We're talking about action, romance and determination, as well as creativity, freedom and – yes – love.
We're talking about the power of the imagination and the joy that comes from doing good work.
Don't forget the fun.
Yes, Mr. Spielberg
Our first adventure begins in 1981, when Harrison Ford traded in his “Star Wars” laser pistol for a bullwhip and a fedora to star as Indiana Jones in “Raiders of the Lost Ark.”
A trio of Mississippi Gulf Coast boys were amazed by what they'd seen, and decided to create a shot-for-shot remake.
They used a Sony Betamax camera, which existed well before the digital revolution we all take for granted.
They had no budget, other than allowances. No soundstage, other than a family basement.
It took seven years to finish “Raiders of the Lost Ark: The Adaptation.”
Steven Spielberg, who directed the original, saw the boys' effort.
“Wanted to let you know how impressed I was with your very loving and detailed tribute to our Raiders of the Lost Ark,'” Spielberg said in a note sent to the young filmmakers. “I saw and appreciated the vast amounts of imagination and originality you put in your film. Again, congratulations. I'll be waiting to see your names someday on the big screen.”
You have the opportunity to see what impressed Spielberg.
Two of the filmmakers, Chris Strompolos and Eric Zala, will attend a free reception at 5 p.m. today at the Lafayette County-Oxford Public Library. It will be followed by a showing of the movie at 6 p.m.

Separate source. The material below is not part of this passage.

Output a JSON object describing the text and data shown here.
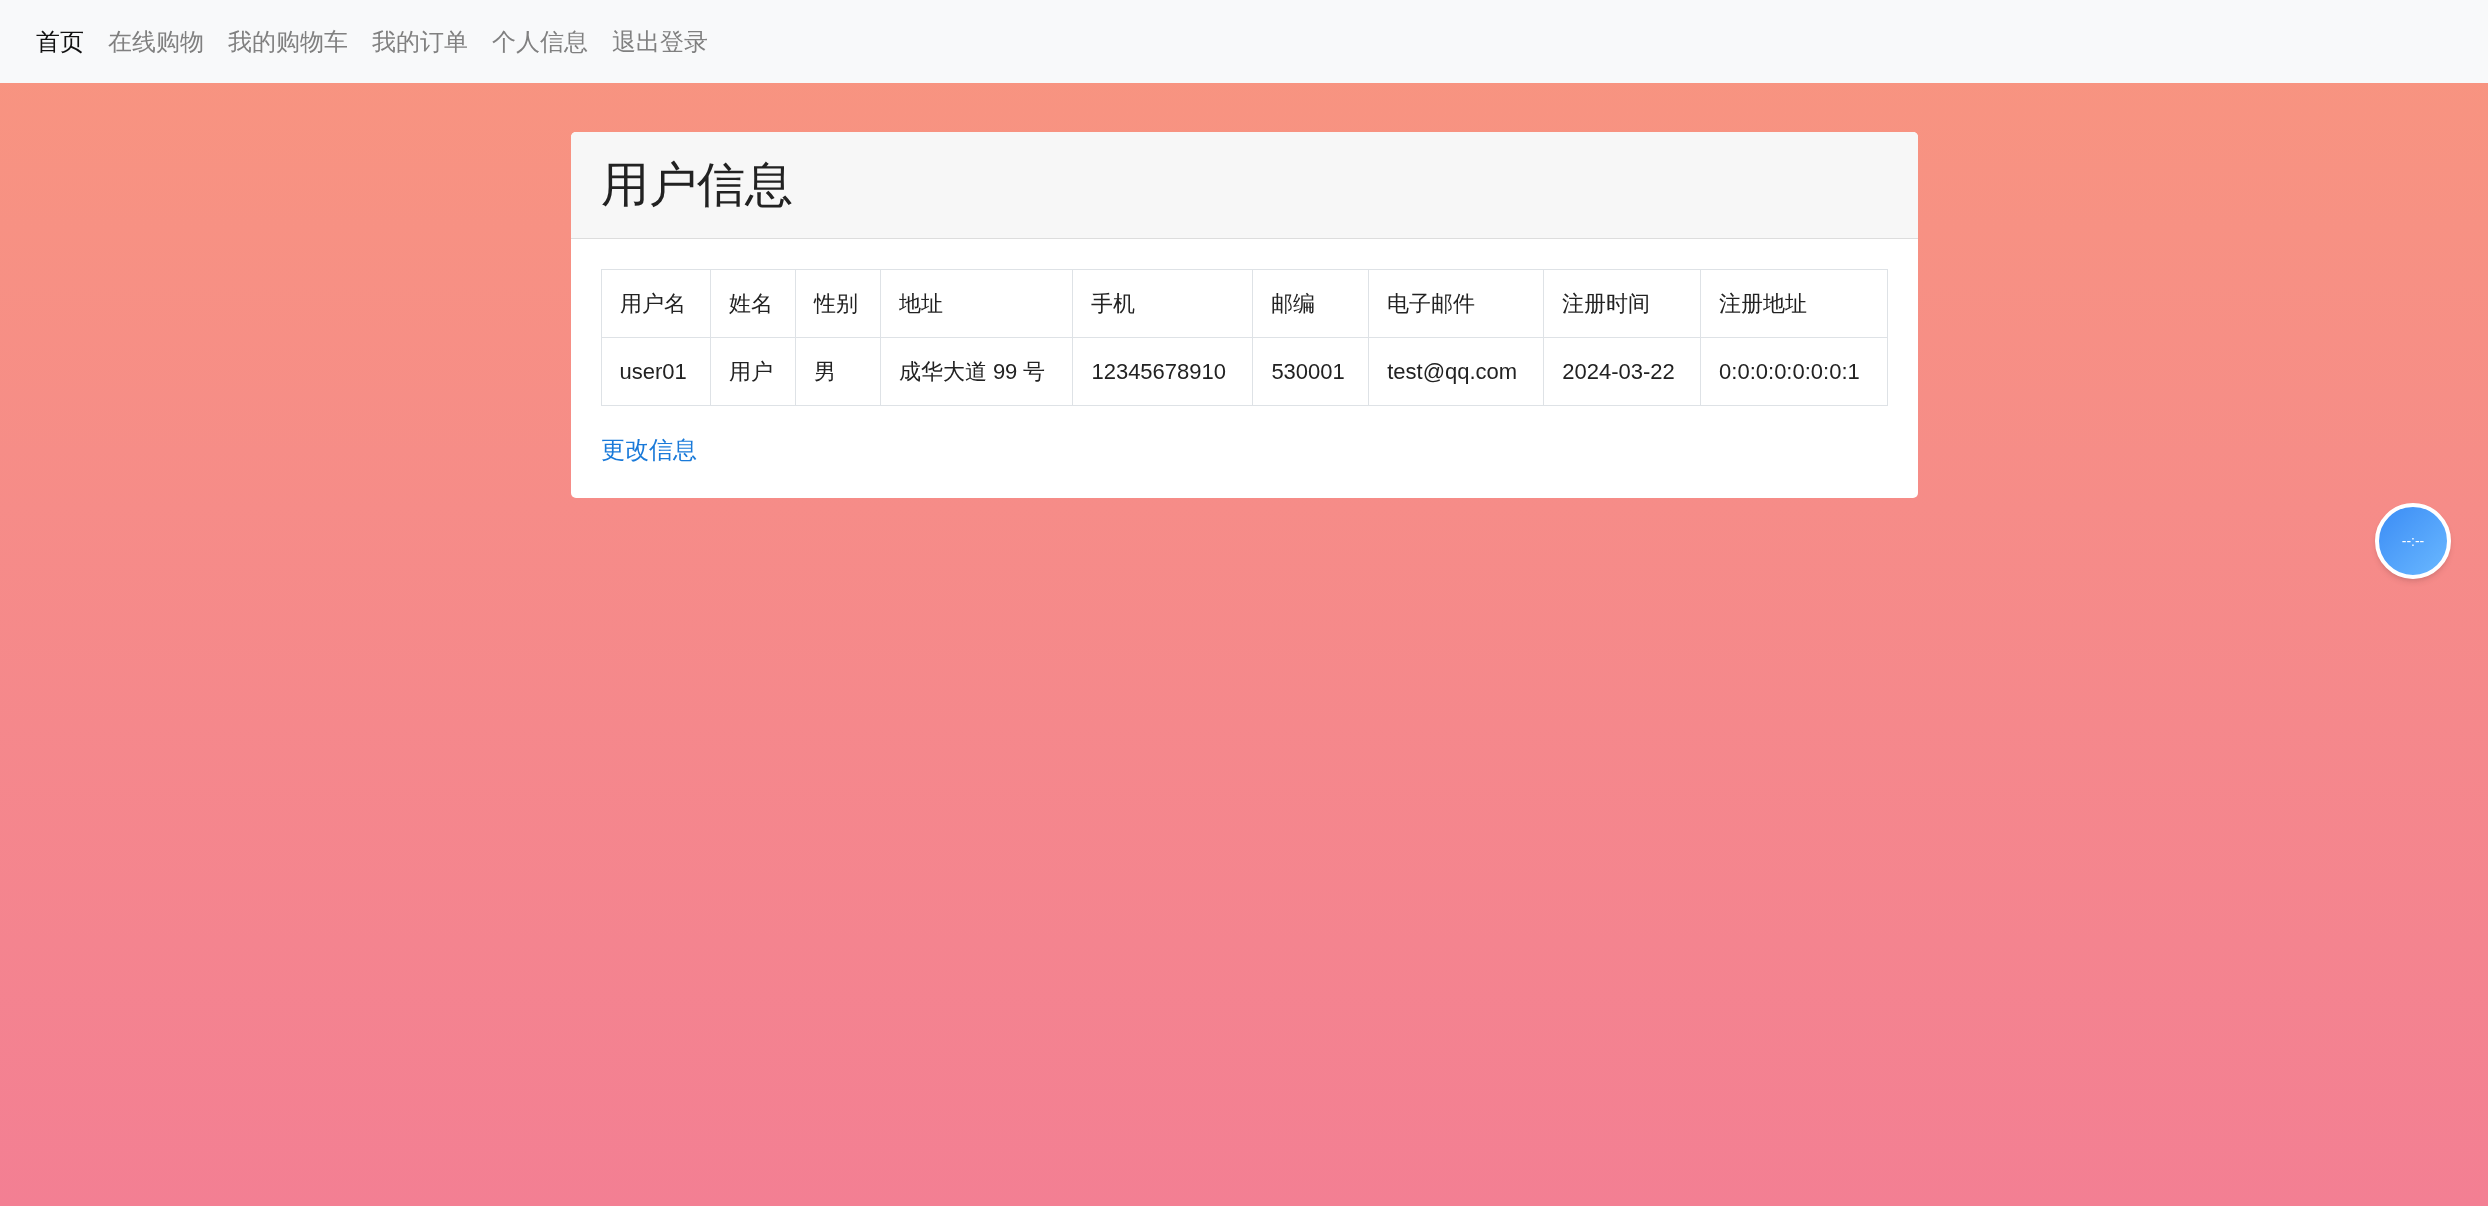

“Strangely, Raiders' is no longer a movie for us. It's transcended that and has become part of our life-changing history,” Strompolos said on www.theraider.net. “It continues to open doors and take us on incredible adventures.”
Take to the skies
Keith Merritt of Tupelo knows something about the value of good work, himself. He spearheaded last year's “Family Kite Flying Day” at Veterans Park.
It was a wonderful success. Kids, parents, grandparents and friends clearly enjoyed coming together to launch multi-colored nylon and plastic kites into the air. There also were some kites made from the pages of the Mighty Daily Journal.
The event returns at 10 a.m. April 1 at the park. Prizes will be available for most unique, most colorful, highest flying and best homemade kite.
The prizes probably won't compare to all the creativity, freedom and – yes – love filling the air.
M. Scott Morris is the Daily Journal entertainment writer. Contact him at 678-1589 or firstname.lastname@example.org